Patients were stranded on hospital beds, as the county and the medics kept trading blame over who was responsible for the strike.
The medics said they had not been paid for the last three months.
Through their unions - the Kenya Medical Practitioners Union (KMPDU), Kenya National Union of Nurses (Knun), Kenya Union of Clinical Officers (Kuco) and Kenya National Union of Medical Laboratory Officers (Kumlo) - the medics said the County Government was silent on their salary demands.
KMPDU Kisumu branch liaison officer Robert Sadia claimed the union had reached out to Governor Anyang’ Nyong’o many times, but was always ignored.
“They have gone silent, ignoring our willingness to engage with them even as the patients suffer,” said Dr Sadia.
He noted that the health workers he represented would only return to work after the county meets all their demands.
The workers are demanding salaries for July, August and September and also want promotions that have stalled since January to be fast-tracked.
County Director of Communication Aloise Ager said the medics had refused to return to work and negotiate with the administration.

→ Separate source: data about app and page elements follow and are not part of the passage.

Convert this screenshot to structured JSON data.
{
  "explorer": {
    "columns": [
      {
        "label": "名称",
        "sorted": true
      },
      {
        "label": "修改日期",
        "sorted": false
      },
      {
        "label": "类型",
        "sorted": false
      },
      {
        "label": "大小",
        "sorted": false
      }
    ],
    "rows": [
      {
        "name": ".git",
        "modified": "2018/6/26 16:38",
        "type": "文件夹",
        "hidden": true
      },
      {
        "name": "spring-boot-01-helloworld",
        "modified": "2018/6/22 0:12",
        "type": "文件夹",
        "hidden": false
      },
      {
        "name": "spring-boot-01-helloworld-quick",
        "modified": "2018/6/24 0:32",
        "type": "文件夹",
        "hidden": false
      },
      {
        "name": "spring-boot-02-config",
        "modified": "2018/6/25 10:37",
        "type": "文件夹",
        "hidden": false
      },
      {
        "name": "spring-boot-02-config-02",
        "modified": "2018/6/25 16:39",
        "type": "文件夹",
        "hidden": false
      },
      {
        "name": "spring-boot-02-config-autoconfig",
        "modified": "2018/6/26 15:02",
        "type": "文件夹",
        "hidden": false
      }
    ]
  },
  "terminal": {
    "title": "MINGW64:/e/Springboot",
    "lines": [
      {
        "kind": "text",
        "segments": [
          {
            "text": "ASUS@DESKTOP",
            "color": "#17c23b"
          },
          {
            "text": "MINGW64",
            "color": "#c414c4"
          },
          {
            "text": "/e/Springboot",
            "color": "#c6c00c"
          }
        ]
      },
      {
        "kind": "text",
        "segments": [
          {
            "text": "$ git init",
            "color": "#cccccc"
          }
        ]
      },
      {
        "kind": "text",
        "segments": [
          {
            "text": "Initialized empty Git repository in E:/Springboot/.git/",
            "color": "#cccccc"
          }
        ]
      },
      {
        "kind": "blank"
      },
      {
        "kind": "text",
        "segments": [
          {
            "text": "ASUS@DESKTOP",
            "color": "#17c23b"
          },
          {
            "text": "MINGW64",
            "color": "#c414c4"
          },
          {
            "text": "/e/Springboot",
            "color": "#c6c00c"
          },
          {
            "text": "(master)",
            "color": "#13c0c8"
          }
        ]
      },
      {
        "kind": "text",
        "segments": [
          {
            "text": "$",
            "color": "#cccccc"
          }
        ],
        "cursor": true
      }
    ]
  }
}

“Their claims are dishonest. We asked them to resume work so that we could continue with talks, but they are insisting on the strike," said Mr Ager.
He said the county assembly had approved the 2018/19 budget, and that the medics would be paid this week.
Maurice Opetu, the Kisumu branch Knun Secretary General, said the union resorted to striking after exhausting all dispute resolution mechanisms.
“We want our members to remain at home because our employer will not listen to us,” said Mr Opetu.
Vincent Owaa, the Kuco Kisumu branch chairman, said the last time union members received a salary was in June.
He said the lack of pay had exposed medics to untold suffering. “We shall demonstrate until our demands are met,” said Mr Owaa.
The union officials warned residents against seeking treatment at any public hospital saying they were likely to encounter quacks.
He said all professionals were on strike. “If you find somebody claiming to be a doctor, they are lying to you. Doctors are on strike,” said Owaa.
A spot check at Jaramogi Oginga Odinga Teaching and Referral Hospital showed that a few nurses and interns were taking care of frail patients.
Many wards, including a gynecological one, were closed. The pharmacy and laboratory were also closed.
Only 16 frail patients were lying in beds in the few wards that were opened.
Sources said no admissions were taking place even for the very ill patients at the county's top referral hospital.
Nurses from local Non-Governmental Organisations have been taking care of HIV/Aids patients in a few sub-county hospitals.